(SUPPLIED INFORMATION)

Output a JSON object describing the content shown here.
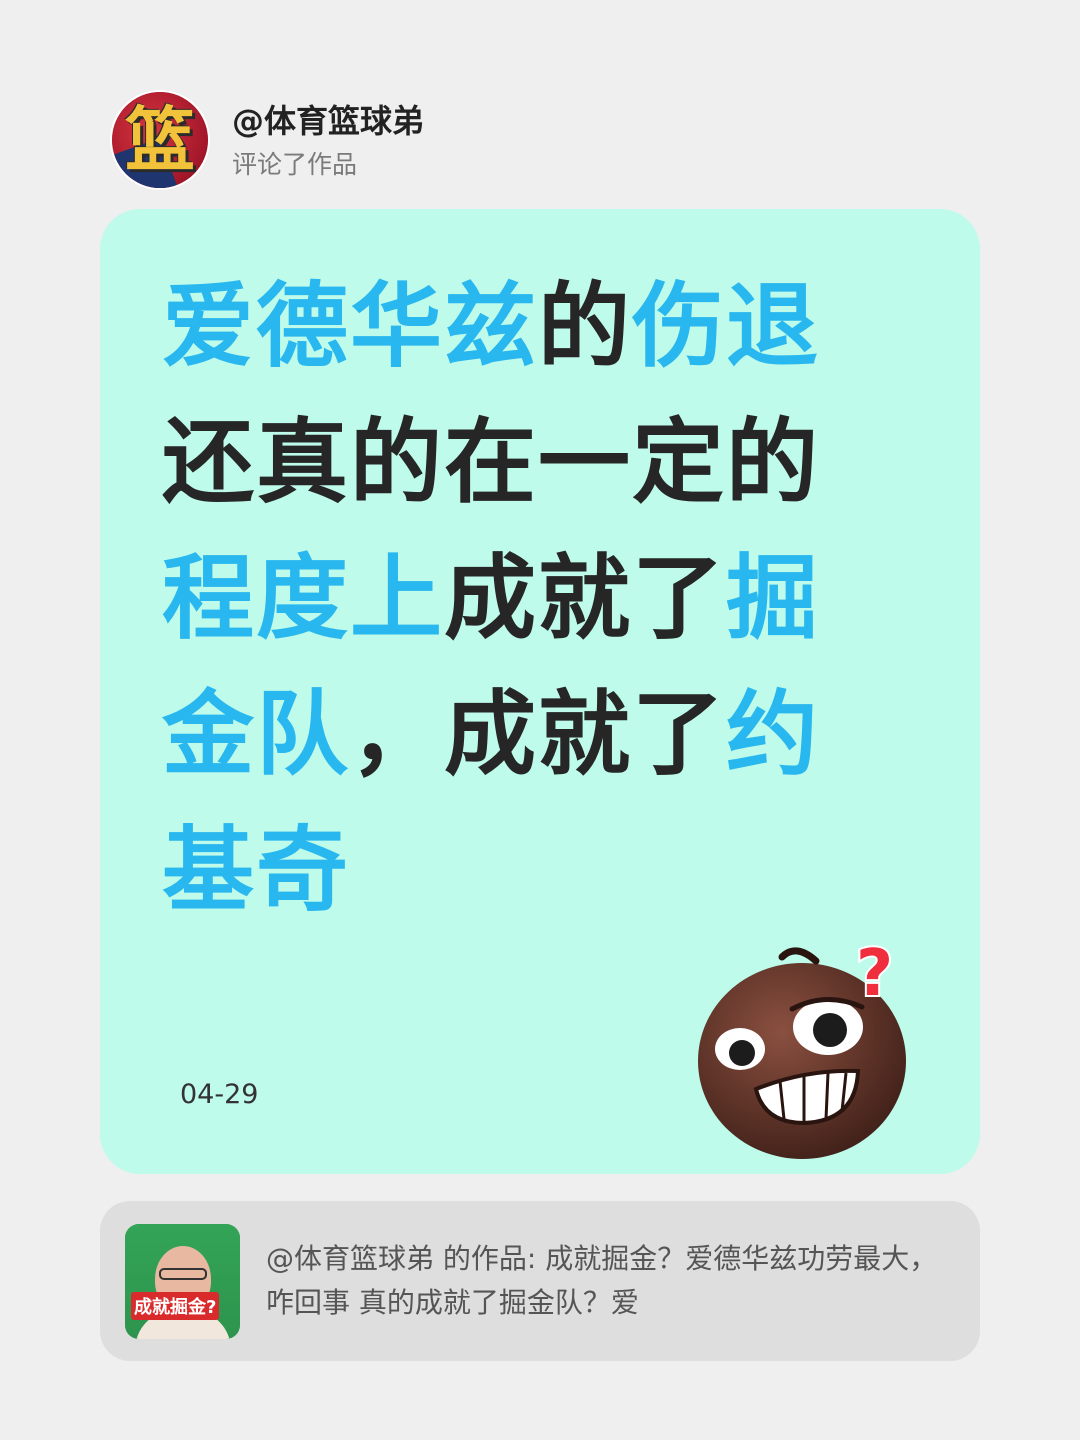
{
  "header": {
    "username": "@体育篮球弟",
    "action": "评论了作品",
    "avatar_glyph": "篮"
  },
  "comment": {
    "lines": [
      [
        {
          "text": "爱德华兹",
          "hl": true
        },
        {
          "text": "的",
          "hl": false
        },
        {
          "text": "伤退",
          "hl": true
        }
      ],
      [
        {
          "text": "还真的在一定的",
          "hl": false
        }
      ],
      [
        {
          "text": "程度上",
          "hl": true
        },
        {
          "text": "成就了",
          "hl": false
        },
        {
          "text": "掘",
          "hl": true
        }
      ],
      [
        {
          "text": "金队",
          "hl": true
        },
        {
          "text": "，成就了",
          "hl": false
        },
        {
          "text": "约",
          "hl": true
        }
      ],
      [
        {
          "text": "基奇",
          "hl": true
        }
      ]
    ],
    "date": "04-29",
    "emoji": "smirk-face-question-icon",
    "colors": {
      "card_bg": "#befbea",
      "highlight": "#29b7ef",
      "text": "#262626"
    }
  },
  "reference": {
    "thumbnail_caption": "成就掘金?",
    "text": "@体育篮球弟 的作品: 成就掘金？爱德华兹功劳最大，咋回事 真的成就了掘金队？爱"
  }
}
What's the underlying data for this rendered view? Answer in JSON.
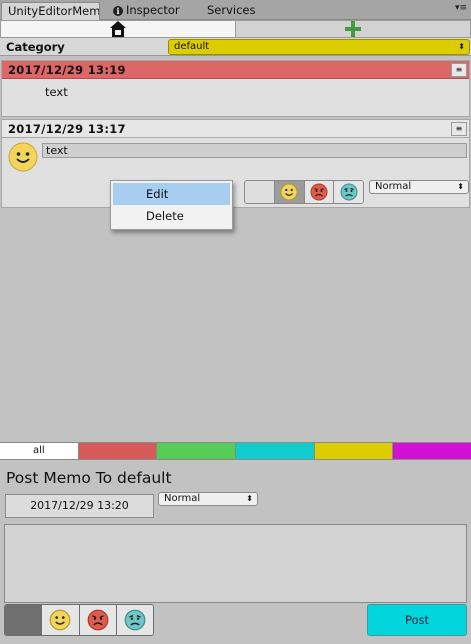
{
  "tabs": [
    {
      "label": "UnityEditorMem"
    },
    {
      "label": "Inspector"
    },
    {
      "label": "Services"
    }
  ],
  "category": {
    "label": "Category",
    "selected": "default",
    "color": "#dccd00"
  },
  "memos": [
    {
      "date": "2017/12/29 13:19",
      "text": "text",
      "color": "#dd6666"
    },
    {
      "date": "2017/12/29 13:17",
      "text": "text",
      "level": "Normal",
      "selected_emotion": "happy"
    }
  ],
  "context_menu": {
    "items": [
      {
        "label": "Edit",
        "highlighted": true
      },
      {
        "label": "Delete",
        "highlighted": false
      }
    ]
  },
  "filter_tabs": [
    {
      "label": "all",
      "color": "#ffffff"
    },
    {
      "label": "",
      "color": "#d65a5a"
    },
    {
      "label": "",
      "color": "#55cc55"
    },
    {
      "label": "",
      "color": "#11cccc"
    },
    {
      "label": "",
      "color": "#dccd00"
    },
    {
      "label": "",
      "color": "#d111d4"
    }
  ],
  "post": {
    "title": "Post Memo To default",
    "date": "2017/12/29 13:20",
    "level": "Normal",
    "button_label": "Post",
    "button_color": "#00d6dc"
  },
  "icons": {
    "home": "home-icon",
    "add": "plus-icon",
    "info": "info-icon",
    "menu": "hamburger-icon",
    "emotions": [
      "happy-face-icon",
      "angry-face-icon",
      "sad-face-icon"
    ]
  }
}
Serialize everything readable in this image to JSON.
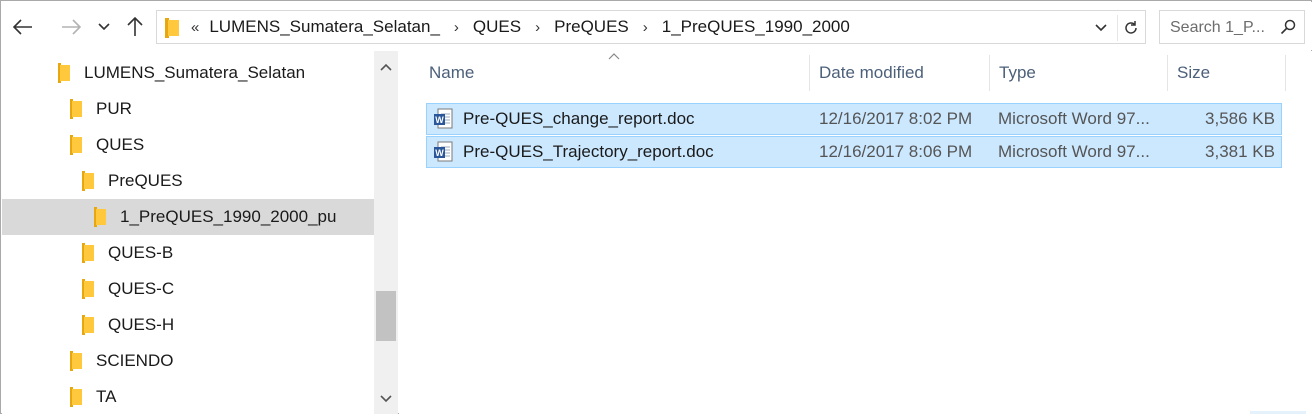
{
  "toolbar": {
    "back_icon": "arrow-left-icon",
    "forward_icon": "arrow-right-icon",
    "recent_icon": "chevron-down-icon",
    "up_icon": "arrow-up-icon"
  },
  "address": {
    "overflow": "«",
    "breadcrumbs": [
      "LUMENS_Sumatera_Selatan_",
      "QUES",
      "PreQUES",
      "1_PreQUES_1990_2000"
    ],
    "separator": "›"
  },
  "search": {
    "placeholder": "Search 1_P..."
  },
  "nav": {
    "items": [
      {
        "label": "LUMENS_Sumatera_Selatan",
        "level": 0,
        "selected": false
      },
      {
        "label": "PUR",
        "level": 1,
        "selected": false
      },
      {
        "label": "QUES",
        "level": 1,
        "selected": false
      },
      {
        "label": "PreQUES",
        "level": 2,
        "selected": false
      },
      {
        "label": "1_PreQUES_1990_2000_pu",
        "level": 3,
        "selected": true
      },
      {
        "label": "QUES-B",
        "level": 2,
        "selected": false
      },
      {
        "label": "QUES-C",
        "level": 2,
        "selected": false
      },
      {
        "label": "QUES-H",
        "level": 2,
        "selected": false
      },
      {
        "label": "SCIENDO",
        "level": 1,
        "selected": false
      },
      {
        "label": "TA",
        "level": 1,
        "selected": false
      }
    ]
  },
  "list": {
    "columns": {
      "name": "Name",
      "date": "Date modified",
      "type": "Type",
      "size": "Size"
    },
    "files": [
      {
        "name": "Pre-QUES_change_report.doc",
        "date": "12/16/2017 8:02 PM",
        "type": "Microsoft Word 97...",
        "size": "3,586 KB",
        "selected": true
      },
      {
        "name": "Pre-QUES_Trajectory_report.doc",
        "date": "12/16/2017 8:06 PM",
        "type": "Microsoft Word 97...",
        "size": "3,381 KB",
        "selected": true
      }
    ]
  },
  "colors": {
    "selection_bg": "#cce8ff",
    "selection_border": "#99d1ff",
    "folder": "#ffc83d",
    "header_text": "#4c607a",
    "word_blue": "#2b579a"
  }
}
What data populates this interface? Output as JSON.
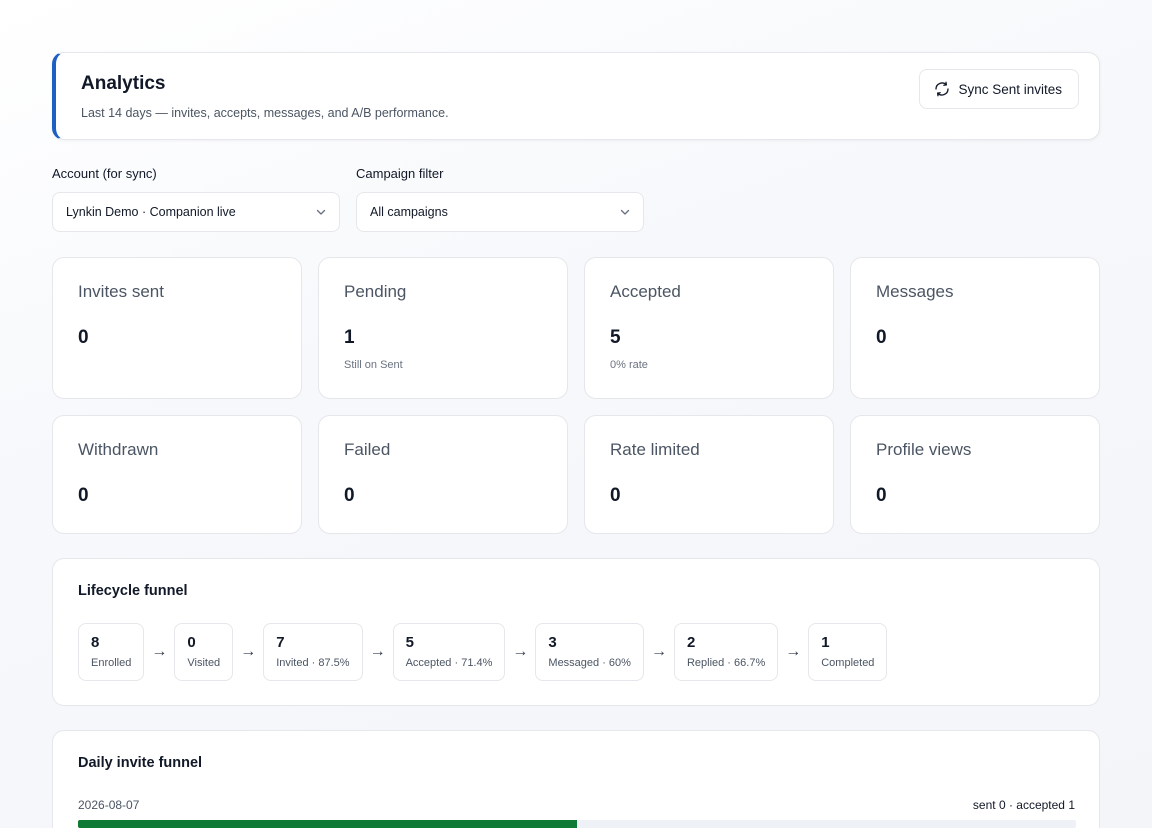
{
  "header": {
    "title": "Analytics",
    "subtitle": "Last 14 days — invites, accepts, messages, and A/B performance.",
    "sync_label": "Sync Sent invites"
  },
  "filters": {
    "account": {
      "label": "Account (for sync)",
      "value": "Lynkin Demo · Companion live"
    },
    "campaign": {
      "label": "Campaign filter",
      "value": "All campaigns"
    }
  },
  "stats": {
    "invites_sent": {
      "label": "Invites sent",
      "value": "0"
    },
    "pending": {
      "label": "Pending",
      "value": "1",
      "note": "Still on Sent"
    },
    "accepted": {
      "label": "Accepted",
      "value": "5",
      "note": "0% rate"
    },
    "messages": {
      "label": "Messages",
      "value": "0"
    },
    "withdrawn": {
      "label": "Withdrawn",
      "value": "0"
    },
    "failed": {
      "label": "Failed",
      "value": "0"
    },
    "rate_limited": {
      "label": "Rate limited",
      "value": "0"
    },
    "profile_views": {
      "label": "Profile views",
      "value": "0"
    }
  },
  "lifecycle": {
    "title": "Lifecycle funnel",
    "arrow": "→",
    "steps": [
      {
        "count": "8",
        "label": "Enrolled"
      },
      {
        "count": "0",
        "label": "Visited"
      },
      {
        "count": "7",
        "label": "Invited · 87.5%"
      },
      {
        "count": "5",
        "label": "Accepted · 71.4%"
      },
      {
        "count": "3",
        "label": "Messaged · 60%"
      },
      {
        "count": "2",
        "label": "Replied · 66.7%"
      },
      {
        "count": "1",
        "label": "Completed"
      }
    ]
  },
  "daily": {
    "title": "Daily invite funnel",
    "rows": [
      {
        "date": "2026-08-07",
        "summary": "sent 0 · accepted 1",
        "fill_fraction": 0.5
      }
    ]
  },
  "colors": {
    "accent": "#1d5fc2",
    "bar_fill": "#0f7a35",
    "bar_track": "#eef1f5",
    "border": "#e5e7eb"
  }
}
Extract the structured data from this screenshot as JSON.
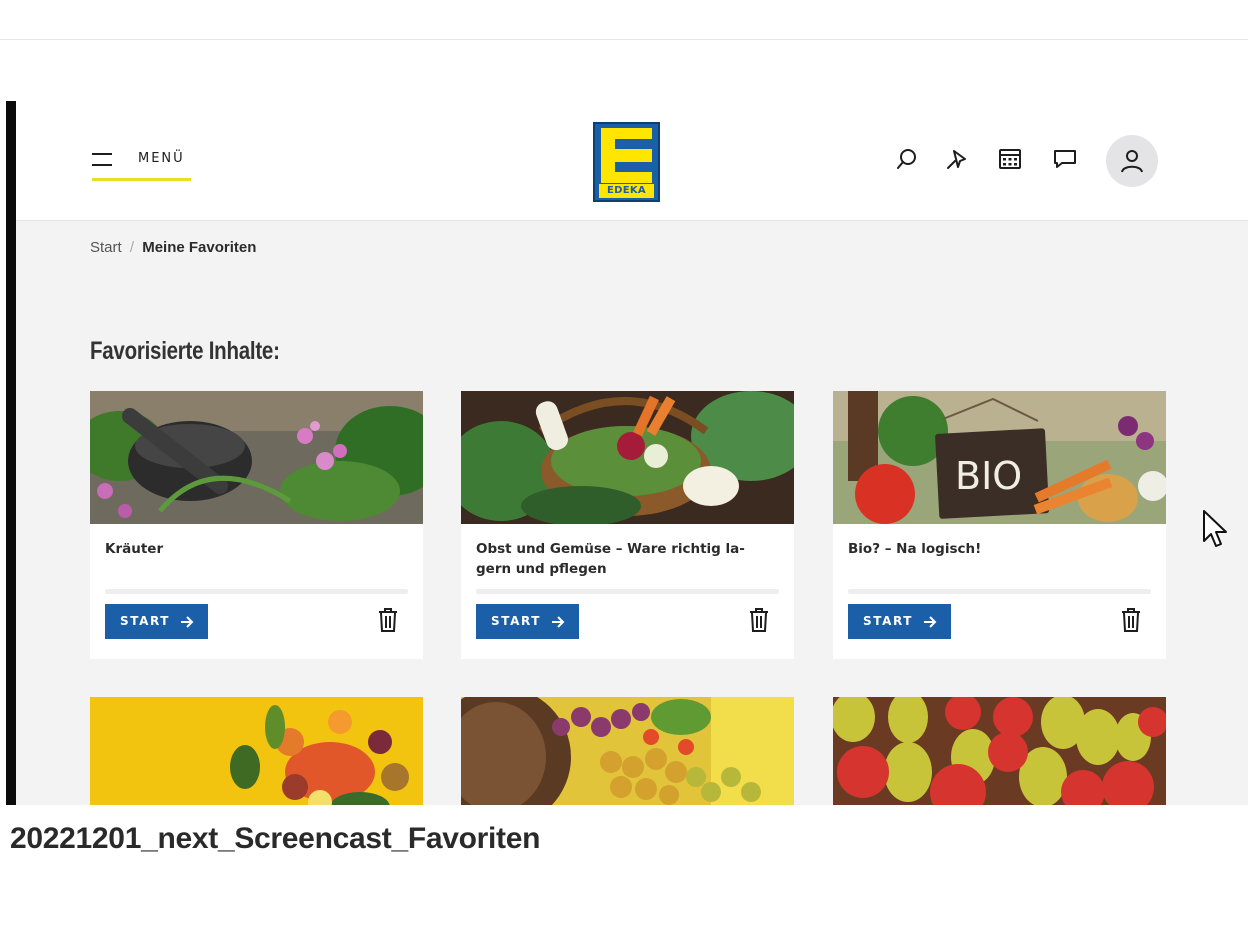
{
  "header": {
    "menu_label": "MENÜ",
    "logo_text": "EDEKA",
    "icons": [
      "search-icon",
      "pin-icon",
      "calendar-icon",
      "chat-icon",
      "user-icon"
    ]
  },
  "breadcrumb": {
    "home": "Start",
    "separator": "/",
    "current": "Meine Favoriten"
  },
  "section_title": "Favorisierte Inhalte:",
  "cards": [
    {
      "title": "Kräuter",
      "button": "START",
      "progress": 0
    },
    {
      "title": "Obst und Gemüse – Ware richtig la-gern und pflegen",
      "button": "START",
      "progress": 0
    },
    {
      "title": "Bio? – Na logisch!",
      "button": "START",
      "progress": 0
    }
  ],
  "caption": "20221201_next_Screencast_Favoriten",
  "colors": {
    "brand_blue": "#1b5fa8",
    "brand_yellow": "#ffe500",
    "menu_underline": "#e8df2b",
    "page_bg": "#f3f3f4"
  }
}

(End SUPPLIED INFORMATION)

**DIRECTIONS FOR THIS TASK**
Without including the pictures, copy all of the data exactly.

**TASK OUTPUT**
Output a JSON object describing the content shown here.
{
  "header": {
    "username": "@体育篮球弟",
    "action": "评论了作品",
    "avatar_glyph": "篮"
  },
  "comment": {
    "lines": [
      [
        {
          "text": "爱德华兹",
          "hl": true
        },
        {
          "text": "的",
          "hl": false
        },
        {
          "text": "伤退",
          "hl": true
        }
      ],
      [
        {
          "text": "还真的在一定的",
          "hl": false
        }
      ],
      [
        {
          "text": "程度上",
          "hl": true
        },
        {
          "text": "成就了",
          "hl": false
        },
        {
          "text": "掘",
          "hl": true
        }
      ],
      [
        {
          "text": "金队",
          "hl": true
        },
        {
          "text": "，成就了",
          "hl": false
        },
        {
          "text": "约",
          "hl": true
        }
      ],
      [
        {
          "text": "基奇",
          "hl": true
        }
      ]
    ],
    "date": "04-29",
    "emoji": "smirk-face-question-icon",
    "colors": {
      "card_bg": "#befbea",
      "highlight": "#29b7ef",
      "text": "#262626"
    }
  },
  "reference": {
    "thumbnail_caption": "成就掘金?",
    "text": "@体育篮球弟 的作品: 成就掘金？爱德华兹功劳最大，咋回事 真的成就了掘金队？爱"
  }
}
What's the underlying data for this rendered view? Answer in JSON.
{
  "tabs": [
    {
      "label": "UnityEditorMem"
    },
    {
      "label": "Inspector"
    },
    {
      "label": "Services"
    }
  ],
  "category": {
    "label": "Category",
    "selected": "default",
    "color": "#dccd00"
  },
  "memos": [
    {
      "date": "2017/12/29 13:19",
      "text": "text",
      "color": "#dd6666"
    },
    {
      "date": "2017/12/29 13:17",
      "text": "text",
      "level": "Normal",
      "selected_emotion": "happy"
    }
  ],
  "context_menu": {
    "items": [
      {
        "label": "Edit",
        "highlighted": true
      },
      {
        "label": "Delete",
        "highlighted": false
      }
    ]
  },
  "filter_tabs": [
    {
      "label": "all",
      "color": "#ffffff"
    },
    {
      "label": "",
      "color": "#d65a5a"
    },
    {
      "label": "",
      "color": "#55cc55"
    },
    {
      "label": "",
      "color": "#11cccc"
    },
    {
      "label": "",
      "color": "#dccd00"
    },
    {
      "label": "",
      "color": "#d111d4"
    }
  ],
  "post": {
    "title": "Post Memo To default",
    "date": "2017/12/29 13:20",
    "level": "Normal",
    "button_label": "Post",
    "button_color": "#00d6dc"
  },
  "icons": {
    "home": "home-icon",
    "add": "plus-icon",
    "info": "info-icon",
    "menu": "hamburger-icon",
    "emotions": [
      "happy-face-icon",
      "angry-face-icon",
      "sad-face-icon"
    ]
  }
}
Serialize everything readable in this image to JSON.
{
  "toolbar": {
    "back_icon": "arrow-left-icon",
    "forward_icon": "arrow-right-icon",
    "recent_icon": "chevron-down-icon",
    "up_icon": "arrow-up-icon"
  },
  "address": {
    "overflow": "«",
    "breadcrumbs": [
      "LUMENS_Sumatera_Selatan_",
      "QUES",
      "PreQUES",
      "1_PreQUES_1990_2000"
    ],
    "separator": "›"
  },
  "search": {
    "placeholder": "Search 1_P..."
  },
  "nav": {
    "items": [
      {
        "label": "LUMENS_Sumatera_Selatan",
        "level": 0,
        "selected": false
      },
      {
        "label": "PUR",
        "level": 1,
        "selected": false
      },
      {
        "label": "QUES",
        "level": 1,
        "selected": false
      },
      {
        "label": "PreQUES",
        "level": 2,
        "selected": false
      },
      {
        "label": "1_PreQUES_1990_2000_pu",
        "level": 3,
        "selected": true
      },
      {
        "label": "QUES-B",
        "level": 2,
        "selected": false
      },
      {
        "label": "QUES-C",
        "level": 2,
        "selected": false
      },
      {
        "label": "QUES-H",
        "level": 2,
        "selected": false
      },
      {
        "label": "SCIENDO",
        "level": 1,
        "selected": false
      },
      {
        "label": "TA",
        "level": 1,
        "selected": false
      }
    ]
  },
  "list": {
    "columns": {
      "name": "Name",
      "date": "Date modified",
      "type": "Type",
      "size": "Size"
    },
    "files": [
      {
        "name": "Pre-QUES_change_report.doc",
        "date": "12/16/2017 8:02 PM",
        "type": "Microsoft Word 97...",
        "size": "3,586 KB",
        "selected": true
      },
      {
        "name": "Pre-QUES_Trajectory_report.doc",
        "date": "12/16/2017 8:06 PM",
        "type": "Microsoft Word 97...",
        "size": "3,381 KB",
        "selected": true
      }
    ]
  },
  "colors": {
    "selection_bg": "#cce8ff",
    "selection_border": "#99d1ff",
    "folder": "#ffc83d",
    "header_text": "#4c607a",
    "word_blue": "#2b579a"
  }
}
What data populates this interface? Output as JSON.
{
  "header": {
    "title": "Analytics",
    "subtitle": "Last 14 days — invites, accepts, messages, and A/B performance.",
    "sync_label": "Sync Sent invites"
  },
  "filters": {
    "account": {
      "label": "Account (for sync)",
      "value": "Lynkin Demo · Companion live"
    },
    "campaign": {
      "label": "Campaign filter",
      "value": "All campaigns"
    }
  },
  "stats": {
    "invites_sent": {
      "label": "Invites sent",
      "value": "0"
    },
    "pending": {
      "label": "Pending",
      "value": "1",
      "note": "Still on Sent"
    },
    "accepted": {
      "label": "Accepted",
      "value": "5",
      "note": "0% rate"
    },
    "messages": {
      "label": "Messages",
      "value": "0"
    },
    "withdrawn": {
      "label": "Withdrawn",
      "value": "0"
    },
    "failed": {
      "label": "Failed",
      "value": "0"
    },
    "rate_limited": {
      "label": "Rate limited",
      "value": "0"
    },
    "profile_views": {
      "label": "Profile views",
      "value": "0"
    }
  },
  "lifecycle": {
    "title": "Lifecycle funnel",
    "arrow": "→",
    "steps": [
      {
        "count": "8",
        "label": "Enrolled"
      },
      {
        "count": "0",
        "label": "Visited"
      },
      {
        "count": "7",
        "label": "Invited · 87.5%"
      },
      {
        "count": "5",
        "label": "Accepted · 71.4%"
      },
      {
        "count": "3",
        "label": "Messaged · 60%"
      },
      {
        "count": "2",
        "label": "Replied · 66.7%"
      },
      {
        "count": "1",
        "label": "Completed"
      }
    ]
  },
  "daily": {
    "title": "Daily invite funnel",
    "rows": [
      {
        "date": "2026-08-07",
        "summary": "sent 0 · accepted 1",
        "fill_fraction": 0.5
      }
    ]
  },
  "colors": {
    "accent": "#1d5fc2",
    "bar_fill": "#0f7a35",
    "bar_track": "#eef1f5",
    "border": "#e5e7eb"
  }
}
Extract the structured data from this screenshot as JSON.
{
  "header": {
    "menu_label": "MENÜ",
    "logo_text": "EDEKA",
    "icons": [
      "search-icon",
      "pin-icon",
      "calendar-icon",
      "chat-icon",
      "user-icon"
    ]
  },
  "breadcrumb": {
    "home": "Start",
    "separator": "/",
    "current": "Meine Favoriten"
  },
  "section_title": "Favorisierte Inhalte:",
  "cards": [
    {
      "title": "Kräuter",
      "button": "START",
      "progress": 0
    },
    {
      "title": "Obst und Gemüse – Ware richtig la-gern und pflegen",
      "button": "START",
      "progress": 0
    },
    {
      "title": "Bio? – Na logisch!",
      "button": "START",
      "progress": 0
    }
  ],
  "caption": "20221201_next_Screencast_Favoriten",
  "colors": {
    "brand_blue": "#1b5fa8",
    "brand_yellow": "#ffe500",
    "menu_underline": "#e8df2b",
    "page_bg": "#f3f3f4"
  }
}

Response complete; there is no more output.